-------- Entries shown --------
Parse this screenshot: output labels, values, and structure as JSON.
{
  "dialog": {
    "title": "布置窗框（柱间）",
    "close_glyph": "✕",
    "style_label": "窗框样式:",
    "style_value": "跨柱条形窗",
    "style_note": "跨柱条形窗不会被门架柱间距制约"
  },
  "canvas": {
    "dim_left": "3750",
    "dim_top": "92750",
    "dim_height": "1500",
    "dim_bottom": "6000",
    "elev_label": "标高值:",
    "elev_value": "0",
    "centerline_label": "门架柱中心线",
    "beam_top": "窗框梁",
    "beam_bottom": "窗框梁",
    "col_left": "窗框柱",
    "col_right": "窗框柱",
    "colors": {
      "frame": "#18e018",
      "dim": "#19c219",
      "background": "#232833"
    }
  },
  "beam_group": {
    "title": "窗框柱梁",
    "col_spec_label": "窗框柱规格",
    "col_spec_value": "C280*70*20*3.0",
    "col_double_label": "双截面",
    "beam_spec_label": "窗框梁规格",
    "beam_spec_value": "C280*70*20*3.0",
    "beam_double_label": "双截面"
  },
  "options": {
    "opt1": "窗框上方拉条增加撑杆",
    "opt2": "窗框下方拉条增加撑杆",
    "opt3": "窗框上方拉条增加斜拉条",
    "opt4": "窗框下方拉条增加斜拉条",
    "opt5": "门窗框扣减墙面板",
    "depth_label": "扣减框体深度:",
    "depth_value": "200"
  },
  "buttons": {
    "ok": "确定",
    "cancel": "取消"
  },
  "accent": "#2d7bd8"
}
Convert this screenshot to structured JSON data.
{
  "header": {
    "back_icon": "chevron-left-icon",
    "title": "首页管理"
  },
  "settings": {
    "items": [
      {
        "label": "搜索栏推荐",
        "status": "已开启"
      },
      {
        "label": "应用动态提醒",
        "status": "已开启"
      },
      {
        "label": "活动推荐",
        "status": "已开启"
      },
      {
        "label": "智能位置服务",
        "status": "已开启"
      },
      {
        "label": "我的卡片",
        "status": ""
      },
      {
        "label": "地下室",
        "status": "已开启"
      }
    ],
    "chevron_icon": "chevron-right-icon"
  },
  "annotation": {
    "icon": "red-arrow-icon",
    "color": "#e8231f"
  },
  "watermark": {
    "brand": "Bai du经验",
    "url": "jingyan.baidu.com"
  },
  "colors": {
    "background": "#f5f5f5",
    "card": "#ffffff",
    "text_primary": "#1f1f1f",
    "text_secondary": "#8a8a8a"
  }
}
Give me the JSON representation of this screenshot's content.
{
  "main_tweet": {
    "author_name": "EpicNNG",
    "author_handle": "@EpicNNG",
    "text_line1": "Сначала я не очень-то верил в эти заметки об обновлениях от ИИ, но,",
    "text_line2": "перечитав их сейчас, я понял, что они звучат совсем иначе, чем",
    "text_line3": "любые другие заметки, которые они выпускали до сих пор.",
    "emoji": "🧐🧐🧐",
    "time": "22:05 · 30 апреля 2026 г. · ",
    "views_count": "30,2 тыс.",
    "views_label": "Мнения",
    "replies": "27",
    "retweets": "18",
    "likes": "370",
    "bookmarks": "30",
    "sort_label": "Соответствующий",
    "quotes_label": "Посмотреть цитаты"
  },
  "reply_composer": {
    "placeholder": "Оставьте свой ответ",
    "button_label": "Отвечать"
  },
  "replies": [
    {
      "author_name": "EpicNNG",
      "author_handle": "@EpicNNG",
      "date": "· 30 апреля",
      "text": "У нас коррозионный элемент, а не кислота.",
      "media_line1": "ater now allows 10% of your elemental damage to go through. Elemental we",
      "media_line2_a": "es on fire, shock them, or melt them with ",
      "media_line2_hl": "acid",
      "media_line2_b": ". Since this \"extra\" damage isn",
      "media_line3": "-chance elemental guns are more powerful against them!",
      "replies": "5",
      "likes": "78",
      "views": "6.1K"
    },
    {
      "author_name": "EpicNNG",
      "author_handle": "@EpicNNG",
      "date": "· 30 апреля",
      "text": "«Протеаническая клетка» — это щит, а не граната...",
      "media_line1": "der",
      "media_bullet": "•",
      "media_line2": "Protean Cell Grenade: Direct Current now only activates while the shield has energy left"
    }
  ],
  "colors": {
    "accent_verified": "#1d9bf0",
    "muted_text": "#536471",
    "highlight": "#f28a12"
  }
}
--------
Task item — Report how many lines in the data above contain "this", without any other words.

Result — 4